PORTLAND, Ore. -- Some neighbors still have a lot of questions and are frustrated about how Portland police and the Oregon Department of Fish and Wildlife (ODFW) handled reports of a cougar, which was eventually found Friday and euthanized.
Police originally responded to several reports of sightings in the week prior to the cougar’s capture, but that’s where the investigation seemed to stop for days.
Portland police spokesman Sgt. Greg Stewart said police sent out “extensive notifications,” although KATU is only aware of two news releases, one of which came out the day the cougar was captured.
One neighborhood leader said many people still didn’t know about the potential threat.
“Why are we not given information we need to keep our families and pets safe?” Patty Hicks said.
KATU News did two stories about cougar sightings before the second news release was sent out and it was the first to notify ODFW.
“The first call I received was from KATU, actually,” said ODFW Regional spokesman Rick Swart. “When it became clear that it was a public safety issue, (police) did contact us and we responded with an on-site visit.”
Swart said ODFW began tracking the reports but couldn’t do much else until police could point to the physical location of the cougar. He believes police acted appropriately.

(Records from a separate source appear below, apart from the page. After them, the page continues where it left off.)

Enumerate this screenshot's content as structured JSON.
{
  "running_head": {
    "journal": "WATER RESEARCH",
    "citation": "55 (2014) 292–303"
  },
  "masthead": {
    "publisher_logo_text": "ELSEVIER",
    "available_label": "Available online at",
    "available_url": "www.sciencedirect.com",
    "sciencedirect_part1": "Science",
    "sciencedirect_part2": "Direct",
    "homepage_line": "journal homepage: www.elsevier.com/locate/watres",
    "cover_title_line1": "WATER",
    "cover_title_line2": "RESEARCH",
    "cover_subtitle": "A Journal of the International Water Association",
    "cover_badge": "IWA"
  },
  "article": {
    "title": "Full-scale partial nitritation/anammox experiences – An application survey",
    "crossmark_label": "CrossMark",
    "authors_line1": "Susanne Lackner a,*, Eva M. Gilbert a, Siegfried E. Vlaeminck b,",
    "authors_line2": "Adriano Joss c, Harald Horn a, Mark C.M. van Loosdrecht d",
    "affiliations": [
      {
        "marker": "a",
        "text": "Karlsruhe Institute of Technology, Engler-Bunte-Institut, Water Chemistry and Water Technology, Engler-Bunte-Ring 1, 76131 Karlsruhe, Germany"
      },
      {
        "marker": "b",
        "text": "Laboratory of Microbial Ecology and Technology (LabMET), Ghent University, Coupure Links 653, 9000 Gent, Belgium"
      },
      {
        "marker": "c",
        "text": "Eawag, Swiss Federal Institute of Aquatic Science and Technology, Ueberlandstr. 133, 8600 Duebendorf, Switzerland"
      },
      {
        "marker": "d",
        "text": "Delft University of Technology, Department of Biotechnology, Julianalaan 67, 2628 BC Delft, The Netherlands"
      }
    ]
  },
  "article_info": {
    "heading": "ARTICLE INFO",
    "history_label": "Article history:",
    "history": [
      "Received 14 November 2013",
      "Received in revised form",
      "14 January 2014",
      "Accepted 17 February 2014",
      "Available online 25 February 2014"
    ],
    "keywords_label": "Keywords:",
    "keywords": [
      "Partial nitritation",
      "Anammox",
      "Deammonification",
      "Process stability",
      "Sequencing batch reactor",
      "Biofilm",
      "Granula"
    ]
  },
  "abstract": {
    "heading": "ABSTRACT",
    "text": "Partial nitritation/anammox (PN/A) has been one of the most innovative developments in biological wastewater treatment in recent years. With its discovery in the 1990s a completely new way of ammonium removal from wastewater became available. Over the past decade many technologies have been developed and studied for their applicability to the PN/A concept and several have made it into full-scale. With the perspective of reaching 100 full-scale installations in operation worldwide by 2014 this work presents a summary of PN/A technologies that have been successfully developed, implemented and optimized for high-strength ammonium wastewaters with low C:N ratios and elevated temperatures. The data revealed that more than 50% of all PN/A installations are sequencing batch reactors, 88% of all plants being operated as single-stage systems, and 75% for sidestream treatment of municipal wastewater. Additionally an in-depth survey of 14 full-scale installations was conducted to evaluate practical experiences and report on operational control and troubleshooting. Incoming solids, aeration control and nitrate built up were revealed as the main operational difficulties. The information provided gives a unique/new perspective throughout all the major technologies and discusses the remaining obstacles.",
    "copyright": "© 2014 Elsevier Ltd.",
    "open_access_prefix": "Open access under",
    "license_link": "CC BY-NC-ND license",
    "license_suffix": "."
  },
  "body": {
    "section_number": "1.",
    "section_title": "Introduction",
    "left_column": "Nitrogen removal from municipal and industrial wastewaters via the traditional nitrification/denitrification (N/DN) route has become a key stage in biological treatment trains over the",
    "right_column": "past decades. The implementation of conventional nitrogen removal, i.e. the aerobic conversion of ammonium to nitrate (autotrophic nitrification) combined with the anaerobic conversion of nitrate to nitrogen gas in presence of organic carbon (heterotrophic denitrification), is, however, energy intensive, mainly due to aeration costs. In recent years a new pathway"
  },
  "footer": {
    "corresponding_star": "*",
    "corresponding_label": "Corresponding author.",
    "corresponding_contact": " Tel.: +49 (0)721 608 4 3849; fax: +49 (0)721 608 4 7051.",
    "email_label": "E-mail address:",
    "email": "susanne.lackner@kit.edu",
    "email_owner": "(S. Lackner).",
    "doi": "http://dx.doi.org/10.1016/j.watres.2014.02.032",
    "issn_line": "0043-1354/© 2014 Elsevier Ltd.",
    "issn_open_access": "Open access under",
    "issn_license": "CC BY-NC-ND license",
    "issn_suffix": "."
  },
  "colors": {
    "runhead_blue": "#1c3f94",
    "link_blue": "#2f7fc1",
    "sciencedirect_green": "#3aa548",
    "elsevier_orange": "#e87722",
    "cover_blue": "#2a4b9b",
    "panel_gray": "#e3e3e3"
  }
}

“There are different levels of concern that can occur. A cougar running across the road, I’m not going to say it didn't happen, but is it a public safety concern at that point? Not really,” Swart said. “When you have hard evidence of a cougar in a stationary location, such as a tree in a residential area -- that raises the bar.”
Why was it euthanized?
Swart said ODFW had to take action to capture the cougar once it was bold enough to hide out in someone’s backyard.
Swart said a trained biologist then decided the cougar should be euthanized.
“There was strong evidence that that animal has decided it’s going to do its work in an urban setting,” he said.
In other words, the cougar would likely return to a city and become a public threat again.
When asked why the cougar wasn’t taken to a wildlife refuge or sanctuary, he said there weren’t any options. ODFW will only transfer animals to facilities that are AZA accredited. He said those places don’t believe this cougar would have adapted well to a confined space.
“You have to remember these animals are used to living in a 100 square mile area. That’s their domain,” he said. “You take them and put them in 300 square feet in a cage, they don’t do very well.”